We’re all sensitive, especially when we’re wearing our hearts on our feeds. You shouldn’t be trapping your contemporaries into what feels like a post-secondary performance review. Love what you can about the work of others; if something isn’t exactly your cup of tea, it’s usually better to just keep on scrolling.

5. Do Obsess About Your Art and Medium

A colorful spread of art and supplies.

The latest gear, the hottest new names, and intricacies of your medium or genre of choice should all be topics of interest to you. If you’re already passionate about what you do, this won’t be anything that anyone will have to tell you to do. Most artists love to immerse themselves in their worlds—you’re likely no exception.

Keeping up with the news is one obvious way to find something new and interesting to share with your followers. Honestly, we love BlenderGuru’s style of sharing industry demos, new software add-ons, and other exciting developments in 3D modeling. He always shows us something new and cool that he’s accomplished with the help of the tools that he’s showcasing.

6. Don’t Feel Limited to Share Only What You Create

A person drawing on a tablet.

You’re a person. You’ve got a life. Your professional art accounts shouldn’t necessarily collapse into your personal social feeds. If you’re in the midst of a collab with another local creative, however, why not give your audience a glimpse into your session?

This may be weird to say, but we especially love to see what our favorite artists like to eat and snack on, in the studio and on their own time. Details like these invite your audience into your world; there’s something so mysterious and intriguing about half a cigarette perched precariously on your balcony banister under the light of the waxing moon.
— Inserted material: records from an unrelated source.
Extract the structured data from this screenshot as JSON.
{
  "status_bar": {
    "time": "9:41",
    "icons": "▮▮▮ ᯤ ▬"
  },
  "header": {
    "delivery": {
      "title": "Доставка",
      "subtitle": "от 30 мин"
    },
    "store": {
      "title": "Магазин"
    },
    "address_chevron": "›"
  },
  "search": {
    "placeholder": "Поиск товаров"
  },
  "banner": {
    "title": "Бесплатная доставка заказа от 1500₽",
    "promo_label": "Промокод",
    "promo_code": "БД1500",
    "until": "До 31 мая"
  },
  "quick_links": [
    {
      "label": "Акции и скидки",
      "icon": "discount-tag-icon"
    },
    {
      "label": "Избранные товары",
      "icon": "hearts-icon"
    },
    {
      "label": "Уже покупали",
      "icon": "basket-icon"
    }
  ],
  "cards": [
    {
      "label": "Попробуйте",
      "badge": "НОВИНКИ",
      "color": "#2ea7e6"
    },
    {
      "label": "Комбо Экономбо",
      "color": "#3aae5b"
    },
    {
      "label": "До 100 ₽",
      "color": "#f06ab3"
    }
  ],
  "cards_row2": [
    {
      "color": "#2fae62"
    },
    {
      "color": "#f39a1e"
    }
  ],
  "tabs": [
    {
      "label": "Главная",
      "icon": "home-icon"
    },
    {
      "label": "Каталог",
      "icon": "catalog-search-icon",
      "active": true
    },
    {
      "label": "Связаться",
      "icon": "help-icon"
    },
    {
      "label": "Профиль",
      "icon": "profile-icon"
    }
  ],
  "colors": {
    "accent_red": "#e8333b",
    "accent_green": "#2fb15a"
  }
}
Related: Behance vs. Dribbble: Which Platform Is Better for Artists?

7. Do Post Your Absolute Best

A woman on her phone in the studio.

The quest of the artist is never-ending—today’s breakthrough becomes tomorrow’s standard to overcome. Perfection is a myth. You’re only as good as the next masterwork that you have to show.

It can be so exciting to loop your following in on a significant leap forward in your body of work—nailing a new style that you’ve been practicing, for example, or finally completing a long-standing project that you’ve had on your plate since time immemorial.

Honestly? You’ll know when you’ve truly leveled up after finishing something important. If you’ve got something golden in front of you, cross your T’s, dot your I’s, polish her off, and send her away.

8. Don’t Be Afraid to Show Your Mistakes

A person Facetiming with a fellow artist.

Art is implicitly competitive; an obsession with a flawless public record is one common approach to establishing a well-received creative brand online, but it may not be the way to go for every artist.

Art can be messy, disorganized, and surprising in a lot of different ways. The unexpected lurks around every corner, even if you’re extremely experienced. We find new ways of delighting ourselves in the studio pretty much every day—it’s part of what makes creative work such a fun and addictive lifelong pursuit.

Related: How to Become a Successful Digital Illustrator

The best platform for artists is the one that connects you with an audience that is moved by your work. If you’ve got a lot of love to share, social media is one awesome way to promote your art and to connect with other creatives.

The 6 Best Platforms for Sharing Your Digital Art Online

Want to share your art with the world? These platforms can help get your digital art noticed.

Read Next

About The Author

Source link

Leave A Reply

Your email address will not be published.